> **What you have to do**
Would you please copy every line below that includes the string "text"?
Start of Block
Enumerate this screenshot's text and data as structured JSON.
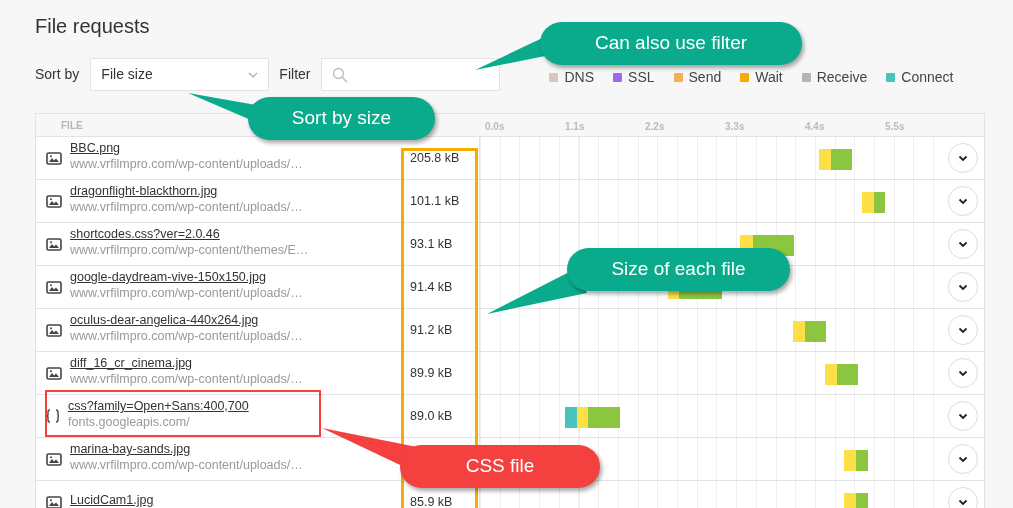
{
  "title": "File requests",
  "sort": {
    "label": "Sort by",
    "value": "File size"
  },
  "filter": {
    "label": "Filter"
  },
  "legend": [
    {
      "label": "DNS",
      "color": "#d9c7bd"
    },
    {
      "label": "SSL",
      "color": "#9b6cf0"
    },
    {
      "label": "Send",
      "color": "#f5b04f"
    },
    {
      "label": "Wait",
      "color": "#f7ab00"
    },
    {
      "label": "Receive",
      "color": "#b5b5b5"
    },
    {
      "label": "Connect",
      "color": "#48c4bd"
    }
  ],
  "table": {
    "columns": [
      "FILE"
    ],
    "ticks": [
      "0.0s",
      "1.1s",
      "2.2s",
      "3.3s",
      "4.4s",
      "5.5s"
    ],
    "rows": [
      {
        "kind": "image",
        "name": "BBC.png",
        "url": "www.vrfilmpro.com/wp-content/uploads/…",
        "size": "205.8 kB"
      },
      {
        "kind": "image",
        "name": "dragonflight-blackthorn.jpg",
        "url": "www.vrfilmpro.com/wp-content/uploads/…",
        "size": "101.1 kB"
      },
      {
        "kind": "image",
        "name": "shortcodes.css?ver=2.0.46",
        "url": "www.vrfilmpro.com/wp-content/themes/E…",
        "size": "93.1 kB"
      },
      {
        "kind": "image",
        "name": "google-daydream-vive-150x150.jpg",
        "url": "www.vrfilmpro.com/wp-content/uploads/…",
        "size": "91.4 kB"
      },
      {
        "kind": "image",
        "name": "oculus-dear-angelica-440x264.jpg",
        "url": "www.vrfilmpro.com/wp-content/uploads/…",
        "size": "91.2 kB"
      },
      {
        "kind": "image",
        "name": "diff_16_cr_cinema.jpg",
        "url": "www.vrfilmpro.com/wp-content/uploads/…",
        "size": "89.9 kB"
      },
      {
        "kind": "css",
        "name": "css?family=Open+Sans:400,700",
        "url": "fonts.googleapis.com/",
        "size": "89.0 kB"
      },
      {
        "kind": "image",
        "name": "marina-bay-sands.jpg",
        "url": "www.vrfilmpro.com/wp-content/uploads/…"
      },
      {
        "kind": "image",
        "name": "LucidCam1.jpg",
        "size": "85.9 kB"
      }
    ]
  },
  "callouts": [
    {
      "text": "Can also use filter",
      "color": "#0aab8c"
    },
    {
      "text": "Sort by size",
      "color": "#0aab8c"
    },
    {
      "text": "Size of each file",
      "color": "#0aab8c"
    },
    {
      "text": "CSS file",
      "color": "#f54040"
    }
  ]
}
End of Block
> **Result of the exercise**
Enumerate this screenshot's text and data as structured JSON.
      "text": "Can also use filter",
      "text": "Sort by size",
      "text": "Size of each file",
      "text": "CSS file",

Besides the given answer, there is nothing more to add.